* **Aim of the task**: Return each entry exactly, omitting nothing.

* **Supplied data**:
= = = = = = =

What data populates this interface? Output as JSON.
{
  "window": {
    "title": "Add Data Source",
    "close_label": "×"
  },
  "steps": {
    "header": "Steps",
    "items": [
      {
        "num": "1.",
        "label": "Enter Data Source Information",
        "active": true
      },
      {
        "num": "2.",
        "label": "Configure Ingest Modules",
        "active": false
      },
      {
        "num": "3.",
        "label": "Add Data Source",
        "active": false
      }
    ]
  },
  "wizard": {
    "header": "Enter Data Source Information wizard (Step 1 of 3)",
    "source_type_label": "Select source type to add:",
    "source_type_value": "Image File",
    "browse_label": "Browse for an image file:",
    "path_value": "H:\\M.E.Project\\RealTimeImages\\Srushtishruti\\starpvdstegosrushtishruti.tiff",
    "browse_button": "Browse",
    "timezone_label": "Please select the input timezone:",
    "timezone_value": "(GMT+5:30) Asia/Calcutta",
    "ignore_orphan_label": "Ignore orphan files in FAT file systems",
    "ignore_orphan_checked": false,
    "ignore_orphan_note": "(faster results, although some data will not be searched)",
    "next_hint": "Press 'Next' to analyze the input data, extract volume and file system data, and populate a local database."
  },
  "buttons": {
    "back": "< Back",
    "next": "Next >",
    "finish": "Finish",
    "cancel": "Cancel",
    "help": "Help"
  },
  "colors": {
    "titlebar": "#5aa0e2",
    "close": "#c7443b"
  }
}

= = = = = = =

* **Your solution**:
What data populates this interface? Output as JSON.
{
  "window": {
    "title": "Add Data Source",
    "close_label": "×"
  },
  "steps": {
    "header": "Steps",
    "items": [
      {
        "num": "1.",
        "label": "Enter Data Source Information",
        "active": true
      },
      {
        "num": "2.",
        "label": "Configure Ingest Modules",
        "active": false
      },
      {
        "num": "3.",
        "label": "Add Data Source",
        "active": false
      }
    ]
  },
  "wizard": {
    "header": "Enter Data Source Information wizard (Step 1 of 3)",
    "source_type_label": "Select source type to add:",
    "source_type_value": "Image File",
    "browse_label": "Browse for an image file:",
    "path_value": "H:\\M.E.Project\\RealTimeImages\\Srushtishruti\\starpvdstegosrushtishruti.tiff",
    "browse_button": "Browse",
    "timezone_label": "Please select the input timezone:",
    "timezone_value": "(GMT+5:30) Asia/Calcutta",
    "ignore_orphan_label": "Ignore orphan files in FAT file systems",
    "ignore_orphan_checked": false,
    "ignore_orphan_note": "(faster results, although some data will not be searched)",
    "next_hint": "Press 'Next' to analyze the input data, extract volume and file system data, and populate a local database."
  },
  "buttons": {
    "back": "< Back",
    "next": "Next >",
    "finish": "Finish",
    "cancel": "Cancel",
    "help": "Help"
  },
  "colors": {
    "titlebar": "#5aa0e2",
    "close": "#c7443b"
  }
}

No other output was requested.